Extracted data entries
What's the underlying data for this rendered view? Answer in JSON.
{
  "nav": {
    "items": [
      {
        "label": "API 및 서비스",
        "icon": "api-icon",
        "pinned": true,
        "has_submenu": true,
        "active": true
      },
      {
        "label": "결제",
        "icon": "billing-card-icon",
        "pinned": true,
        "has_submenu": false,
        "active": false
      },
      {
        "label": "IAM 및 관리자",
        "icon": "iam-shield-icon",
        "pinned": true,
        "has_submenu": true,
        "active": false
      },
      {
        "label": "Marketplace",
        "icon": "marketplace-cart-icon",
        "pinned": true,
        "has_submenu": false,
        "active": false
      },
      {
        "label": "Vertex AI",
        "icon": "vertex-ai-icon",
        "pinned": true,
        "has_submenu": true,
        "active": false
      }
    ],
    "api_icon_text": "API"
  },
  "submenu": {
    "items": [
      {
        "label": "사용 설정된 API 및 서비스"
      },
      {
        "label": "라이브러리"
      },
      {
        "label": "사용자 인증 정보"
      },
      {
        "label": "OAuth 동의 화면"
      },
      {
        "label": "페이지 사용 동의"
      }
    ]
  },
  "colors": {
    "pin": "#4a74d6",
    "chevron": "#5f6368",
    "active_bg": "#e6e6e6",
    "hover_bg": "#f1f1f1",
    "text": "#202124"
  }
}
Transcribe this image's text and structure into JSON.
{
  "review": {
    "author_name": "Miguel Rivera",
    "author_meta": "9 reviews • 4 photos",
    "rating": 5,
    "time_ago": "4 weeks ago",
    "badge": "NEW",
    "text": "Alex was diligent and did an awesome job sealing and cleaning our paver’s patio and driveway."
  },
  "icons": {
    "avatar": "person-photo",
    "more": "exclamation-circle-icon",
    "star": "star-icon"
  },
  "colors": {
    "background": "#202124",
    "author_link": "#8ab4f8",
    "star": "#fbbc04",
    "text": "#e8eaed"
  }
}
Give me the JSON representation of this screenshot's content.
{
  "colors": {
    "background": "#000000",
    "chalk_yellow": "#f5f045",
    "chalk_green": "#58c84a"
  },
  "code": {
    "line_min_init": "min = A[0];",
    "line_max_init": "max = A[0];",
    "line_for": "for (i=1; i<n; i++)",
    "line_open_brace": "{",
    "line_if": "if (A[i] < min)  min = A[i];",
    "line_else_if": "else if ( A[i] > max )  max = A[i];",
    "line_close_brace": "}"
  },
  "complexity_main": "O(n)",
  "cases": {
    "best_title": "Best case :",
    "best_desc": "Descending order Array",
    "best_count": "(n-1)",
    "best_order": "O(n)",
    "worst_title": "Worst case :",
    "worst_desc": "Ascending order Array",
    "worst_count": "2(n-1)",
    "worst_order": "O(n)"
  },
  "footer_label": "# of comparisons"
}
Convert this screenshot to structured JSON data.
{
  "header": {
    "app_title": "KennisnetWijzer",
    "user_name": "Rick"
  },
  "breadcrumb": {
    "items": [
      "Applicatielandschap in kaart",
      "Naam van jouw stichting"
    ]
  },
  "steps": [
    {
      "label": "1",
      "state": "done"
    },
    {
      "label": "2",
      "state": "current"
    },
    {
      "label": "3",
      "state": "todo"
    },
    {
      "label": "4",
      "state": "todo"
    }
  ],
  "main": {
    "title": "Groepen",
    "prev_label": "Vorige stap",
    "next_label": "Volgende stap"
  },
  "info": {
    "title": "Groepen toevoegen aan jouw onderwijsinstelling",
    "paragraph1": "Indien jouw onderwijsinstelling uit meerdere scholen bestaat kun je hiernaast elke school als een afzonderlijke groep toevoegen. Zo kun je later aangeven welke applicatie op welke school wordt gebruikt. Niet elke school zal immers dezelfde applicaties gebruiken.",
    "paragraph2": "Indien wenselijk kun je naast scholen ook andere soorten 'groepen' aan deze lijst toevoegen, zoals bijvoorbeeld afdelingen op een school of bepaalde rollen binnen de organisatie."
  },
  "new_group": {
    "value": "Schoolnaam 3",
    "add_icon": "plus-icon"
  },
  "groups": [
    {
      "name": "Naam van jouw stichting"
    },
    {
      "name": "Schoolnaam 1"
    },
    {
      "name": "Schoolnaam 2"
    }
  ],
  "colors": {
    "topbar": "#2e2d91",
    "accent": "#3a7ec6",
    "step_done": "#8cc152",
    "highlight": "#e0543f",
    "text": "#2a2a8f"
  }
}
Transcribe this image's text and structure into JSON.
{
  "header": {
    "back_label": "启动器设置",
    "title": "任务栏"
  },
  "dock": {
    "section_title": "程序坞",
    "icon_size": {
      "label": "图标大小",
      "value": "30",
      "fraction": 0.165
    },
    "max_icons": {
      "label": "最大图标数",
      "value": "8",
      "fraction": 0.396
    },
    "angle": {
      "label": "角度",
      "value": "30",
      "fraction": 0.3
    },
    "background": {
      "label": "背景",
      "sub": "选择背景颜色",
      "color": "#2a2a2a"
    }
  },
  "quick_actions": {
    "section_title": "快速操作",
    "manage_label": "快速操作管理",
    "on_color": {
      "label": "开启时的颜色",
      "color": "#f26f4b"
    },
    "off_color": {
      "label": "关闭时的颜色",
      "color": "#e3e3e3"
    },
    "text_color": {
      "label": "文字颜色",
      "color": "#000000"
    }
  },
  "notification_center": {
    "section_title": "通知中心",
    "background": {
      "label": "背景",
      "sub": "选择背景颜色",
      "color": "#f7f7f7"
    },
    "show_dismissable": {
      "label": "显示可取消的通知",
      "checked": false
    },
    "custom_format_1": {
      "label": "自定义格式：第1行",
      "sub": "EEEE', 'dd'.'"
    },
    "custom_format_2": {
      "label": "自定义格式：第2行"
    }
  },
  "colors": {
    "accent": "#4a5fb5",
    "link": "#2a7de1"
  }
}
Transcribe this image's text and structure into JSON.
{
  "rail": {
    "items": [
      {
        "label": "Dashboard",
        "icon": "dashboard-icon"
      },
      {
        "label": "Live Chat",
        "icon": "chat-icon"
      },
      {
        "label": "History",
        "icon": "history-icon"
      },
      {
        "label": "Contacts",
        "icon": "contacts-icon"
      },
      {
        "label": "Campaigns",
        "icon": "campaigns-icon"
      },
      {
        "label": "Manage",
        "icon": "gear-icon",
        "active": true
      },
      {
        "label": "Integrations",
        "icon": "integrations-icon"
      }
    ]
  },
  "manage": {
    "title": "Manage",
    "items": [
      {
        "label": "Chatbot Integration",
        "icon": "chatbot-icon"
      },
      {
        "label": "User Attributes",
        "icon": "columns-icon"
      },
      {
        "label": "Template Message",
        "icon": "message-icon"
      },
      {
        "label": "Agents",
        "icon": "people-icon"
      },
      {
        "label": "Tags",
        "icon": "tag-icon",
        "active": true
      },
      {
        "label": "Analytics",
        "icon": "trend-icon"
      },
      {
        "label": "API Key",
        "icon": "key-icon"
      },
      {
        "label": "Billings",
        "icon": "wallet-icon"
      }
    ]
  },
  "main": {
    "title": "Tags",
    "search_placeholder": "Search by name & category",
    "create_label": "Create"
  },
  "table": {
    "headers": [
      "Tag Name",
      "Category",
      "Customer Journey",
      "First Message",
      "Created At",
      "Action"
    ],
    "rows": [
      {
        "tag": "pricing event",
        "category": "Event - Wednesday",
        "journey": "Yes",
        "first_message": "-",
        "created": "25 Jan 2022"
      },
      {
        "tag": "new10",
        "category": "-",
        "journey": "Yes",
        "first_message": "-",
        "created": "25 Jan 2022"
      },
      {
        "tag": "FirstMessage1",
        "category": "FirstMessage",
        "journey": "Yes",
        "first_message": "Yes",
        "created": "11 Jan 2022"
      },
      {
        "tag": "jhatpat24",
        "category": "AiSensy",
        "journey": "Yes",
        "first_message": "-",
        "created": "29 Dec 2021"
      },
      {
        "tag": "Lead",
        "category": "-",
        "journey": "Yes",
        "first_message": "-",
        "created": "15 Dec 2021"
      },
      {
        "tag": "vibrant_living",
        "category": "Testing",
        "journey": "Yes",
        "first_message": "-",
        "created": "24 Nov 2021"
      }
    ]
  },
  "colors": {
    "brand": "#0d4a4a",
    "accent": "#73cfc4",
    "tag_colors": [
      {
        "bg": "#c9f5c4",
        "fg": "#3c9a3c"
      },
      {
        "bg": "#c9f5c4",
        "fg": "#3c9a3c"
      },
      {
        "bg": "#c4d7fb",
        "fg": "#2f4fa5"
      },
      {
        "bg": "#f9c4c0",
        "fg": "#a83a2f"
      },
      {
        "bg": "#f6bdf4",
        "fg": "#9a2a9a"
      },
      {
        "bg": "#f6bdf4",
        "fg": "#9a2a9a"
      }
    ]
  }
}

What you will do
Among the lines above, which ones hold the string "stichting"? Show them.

Exercise response
      "Naam van jouw stichting"
      "name": "Naam van jouw stichting"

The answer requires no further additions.